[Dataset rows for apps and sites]
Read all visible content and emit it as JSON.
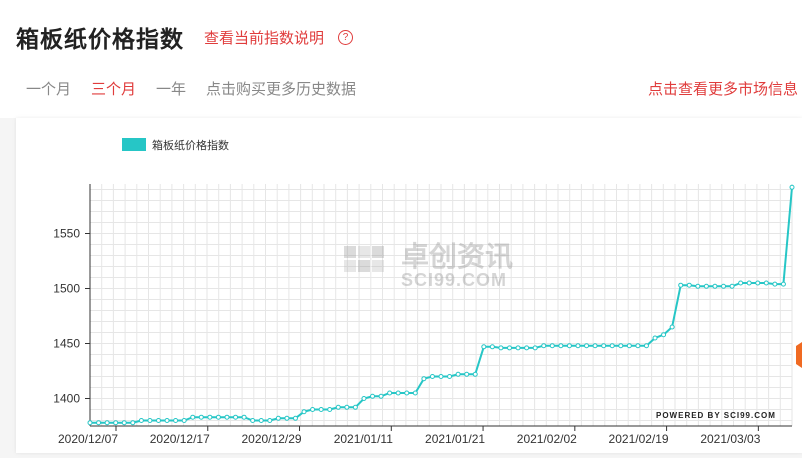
{
  "header": {
    "title": "箱板纸价格指数",
    "explain_link": "查看当前指数说明",
    "help_icon": "question-circle-icon"
  },
  "range_tabs": [
    {
      "label": "一个月",
      "active": false
    },
    {
      "label": "三个月",
      "active": true
    },
    {
      "label": "一年",
      "active": false
    },
    {
      "label": "点击购买更多历史数据",
      "active": false
    }
  ],
  "more_market_link": "点击查看更多市场信息",
  "watermark": {
    "cn": "卓创资讯",
    "en": "SCI99.COM",
    "powered": "POWERED BY SCI99.COM"
  },
  "chart_data": {
    "type": "line",
    "series": [
      {
        "name": "箱板纸价格指数",
        "color": "#26c6c6",
        "values": [
          1378,
          1378,
          1378,
          1378,
          1378,
          1378,
          1380,
          1380,
          1380,
          1380,
          1380,
          1380,
          1383,
          1383,
          1383,
          1383,
          1383,
          1383,
          1383,
          1380,
          1380,
          1380,
          1382,
          1382,
          1382,
          1388,
          1390,
          1390,
          1390,
          1392,
          1392,
          1392,
          1400,
          1402,
          1402,
          1405,
          1405,
          1405,
          1405,
          1418,
          1420,
          1420,
          1420,
          1422,
          1422,
          1422,
          1447,
          1447,
          1446,
          1446,
          1446,
          1446,
          1446,
          1448,
          1448,
          1448,
          1448,
          1448,
          1448,
          1448,
          1448,
          1448,
          1448,
          1448,
          1448,
          1448,
          1455,
          1458,
          1465,
          1503,
          1503,
          1502,
          1502,
          1502,
          1502,
          1502,
          1505,
          1505,
          1505,
          1505,
          1504,
          1504,
          1592
        ]
      }
    ],
    "x_tick_labels": [
      "2020/12/07",
      "2020/12/17",
      "2020/12/29",
      "2021/01/11",
      "2021/01/21",
      "2021/02/02",
      "2021/02/19",
      "2021/03/03"
    ],
    "y_ticks": [
      1400,
      1450,
      1500,
      1550
    ],
    "ylim": [
      1375,
      1595
    ],
    "grid": true,
    "legend_position": "top-left"
  }
}
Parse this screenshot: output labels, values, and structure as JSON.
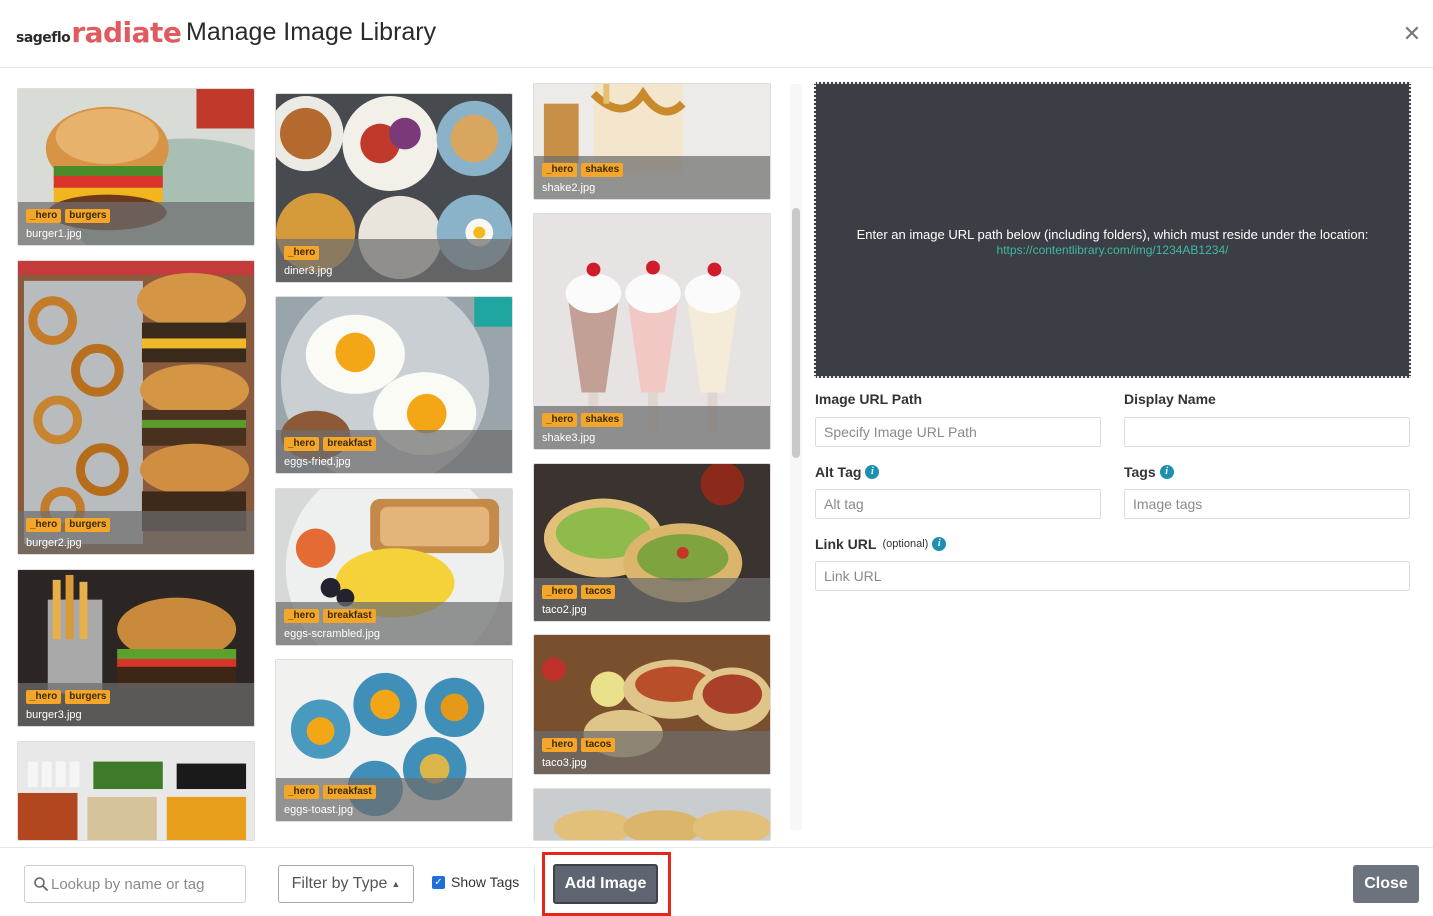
{
  "header": {
    "logo_small": "sageflo",
    "logo_big": "radiate",
    "title": "Manage Image Library"
  },
  "colors": {
    "brand": "#e05a5f",
    "tag": "#f3a62a",
    "link": "#3fb8a3",
    "info": "#1f8fb0",
    "highlight": "#e4261b"
  },
  "gallery": {
    "images": [
      {
        "file": "burger1.jpg",
        "tags": [
          "_hero",
          "burgers"
        ]
      },
      {
        "file": "burger2.jpg",
        "tags": [
          "_hero",
          "burgers"
        ]
      },
      {
        "file": "burger3.jpg",
        "tags": [
          "_hero",
          "burgers"
        ]
      },
      {
        "file": "",
        "tags": []
      },
      {
        "file": "diner3.jpg",
        "tags": [
          "_hero"
        ]
      },
      {
        "file": "eggs-fried.jpg",
        "tags": [
          "_hero",
          "breakfast"
        ]
      },
      {
        "file": "eggs-scrambled.jpg",
        "tags": [
          "_hero",
          "breakfast"
        ]
      },
      {
        "file": "eggs-toast.jpg",
        "tags": [
          "_hero",
          "breakfast"
        ]
      },
      {
        "file": "shake2.jpg",
        "tags": [
          "_hero",
          "shakes"
        ]
      },
      {
        "file": "shake3.jpg",
        "tags": [
          "_hero",
          "shakes"
        ]
      },
      {
        "file": "taco2.jpg",
        "tags": [
          "_hero",
          "tacos"
        ]
      },
      {
        "file": "taco3.jpg",
        "tags": [
          "_hero",
          "tacos"
        ]
      },
      {
        "file": "",
        "tags": []
      }
    ]
  },
  "panel": {
    "drop_text": "Enter an image URL path below (including folders), which must reside under the location:",
    "drop_url": "https://contentlibrary.com/img/1234AB1234/",
    "url_path_label": "Image URL Path",
    "url_path_placeholder": "Specify Image URL Path",
    "display_name_label": "Display Name",
    "display_name_value": "",
    "alt_tag_label": "Alt Tag",
    "alt_tag_placeholder": "Alt tag",
    "tags_label": "Tags",
    "tags_placeholder": "Image tags",
    "link_url_label": "Link URL",
    "link_url_optional": "(optional)",
    "link_url_placeholder": "Link URL"
  },
  "footer": {
    "search_placeholder": "Lookup by name or tag",
    "filter_label": "Filter by Type",
    "show_tags_label": "Show Tags",
    "show_tags_checked": true,
    "add_image_label": "Add Image",
    "close_label": "Close"
  }
}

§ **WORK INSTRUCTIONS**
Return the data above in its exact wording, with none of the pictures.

§ **EXERCISE SOLUTION**
Read all visible content and emit it as JSON.
{
  "header": {
    "title": "箱板纸价格指数",
    "explain_link": "查看当前指数说明",
    "help_icon": "question-circle-icon"
  },
  "range_tabs": [
    {
      "label": "一个月",
      "active": false
    },
    {
      "label": "三个月",
      "active": true
    },
    {
      "label": "一年",
      "active": false
    },
    {
      "label": "点击购买更多历史数据",
      "active": false
    }
  ],
  "more_market_link": "点击查看更多市场信息",
  "watermark": {
    "cn": "卓创资讯",
    "en": "SCI99.COM",
    "powered": "POWERED BY SCI99.COM"
  },
  "chart_data": {
    "type": "line",
    "series": [
      {
        "name": "箱板纸价格指数",
        "color": "#26c6c6",
        "values": [
          1378,
          1378,
          1378,
          1378,
          1378,
          1378,
          1380,
          1380,
          1380,
          1380,
          1380,
          1380,
          1383,
          1383,
          1383,
          1383,
          1383,
          1383,
          1383,
          1380,
          1380,
          1380,
          1382,
          1382,
          1382,
          1388,
          1390,
          1390,
          1390,
          1392,
          1392,
          1392,
          1400,
          1402,
          1402,
          1405,
          1405,
          1405,
          1405,
          1418,
          1420,
          1420,
          1420,
          1422,
          1422,
          1422,
          1447,
          1447,
          1446,
          1446,
          1446,
          1446,
          1446,
          1448,
          1448,
          1448,
          1448,
          1448,
          1448,
          1448,
          1448,
          1448,
          1448,
          1448,
          1448,
          1448,
          1455,
          1458,
          1465,
          1503,
          1503,
          1502,
          1502,
          1502,
          1502,
          1502,
          1505,
          1505,
          1505,
          1505,
          1504,
          1504,
          1592
        ]
      }
    ],
    "x_tick_labels": [
      "2020/12/07",
      "2020/12/17",
      "2020/12/29",
      "2021/01/11",
      "2021/01/21",
      "2021/02/02",
      "2021/02/19",
      "2021/03/03"
    ],
    "y_ticks": [
      1400,
      1450,
      1500,
      1550
    ],
    "ylim": [
      1375,
      1595
    ],
    "grid": true,
    "legend_position": "top-left"
  }
}
Parse this screenshot: output labels, values, and structure as JSON.
{
  "header": {
    "logo_small": "sageflo",
    "logo_big": "radiate",
    "title": "Manage Image Library"
  },
  "colors": {
    "brand": "#e05a5f",
    "tag": "#f3a62a",
    "link": "#3fb8a3",
    "info": "#1f8fb0",
    "highlight": "#e4261b"
  },
  "gallery": {
    "images": [
      {
        "file": "burger1.jpg",
        "tags": [
          "_hero",
          "burgers"
        ]
      },
      {
        "file": "burger2.jpg",
        "tags": [
          "_hero",
          "burgers"
        ]
      },
      {
        "file": "burger3.jpg",
        "tags": [
          "_hero",
          "burgers"
        ]
      },
      {
        "file": "",
        "tags": []
      },
      {
        "file": "diner3.jpg",
        "tags": [
          "_hero"
        ]
      },
      {
        "file": "eggs-fried.jpg",
        "tags": [
          "_hero",
          "breakfast"
        ]
      },
      {
        "file": "eggs-scrambled.jpg",
        "tags": [
          "_hero",
          "breakfast"
        ]
      },
      {
        "file": "eggs-toast.jpg",
        "tags": [
          "_hero",
          "breakfast"
        ]
      },
      {
        "file": "shake2.jpg",
        "tags": [
          "_hero",
          "shakes"
        ]
      },
      {
        "file": "shake3.jpg",
        "tags": [
          "_hero",
          "shakes"
        ]
      },
      {
        "file": "taco2.jpg",
        "tags": [
          "_hero",
          "tacos"
        ]
      },
      {
        "file": "taco3.jpg",
        "tags": [
          "_hero",
          "tacos"
        ]
      },
      {
        "file": "",
        "tags": []
      }
    ]
  },
  "panel": {
    "drop_text": "Enter an image URL path below (including folders), which must reside under the location:",
    "drop_url": "https://contentlibrary.com/img/1234AB1234/",
    "url_path_label": "Image URL Path",
    "url_path_placeholder": "Specify Image URL Path",
    "display_name_label": "Display Name",
    "display_name_value": "",
    "alt_tag_label": "Alt Tag",
    "alt_tag_placeholder": "Alt tag",
    "tags_label": "Tags",
    "tags_placeholder": "Image tags",
    "link_url_label": "Link URL",
    "link_url_optional": "(optional)",
    "link_url_placeholder": "Link URL"
  },
  "footer": {
    "search_placeholder": "Lookup by name or tag",
    "filter_label": "Filter by Type",
    "show_tags_label": "Show Tags",
    "show_tags_checked": true,
    "add_image_label": "Add Image",
    "close_label": "Close"
  }
}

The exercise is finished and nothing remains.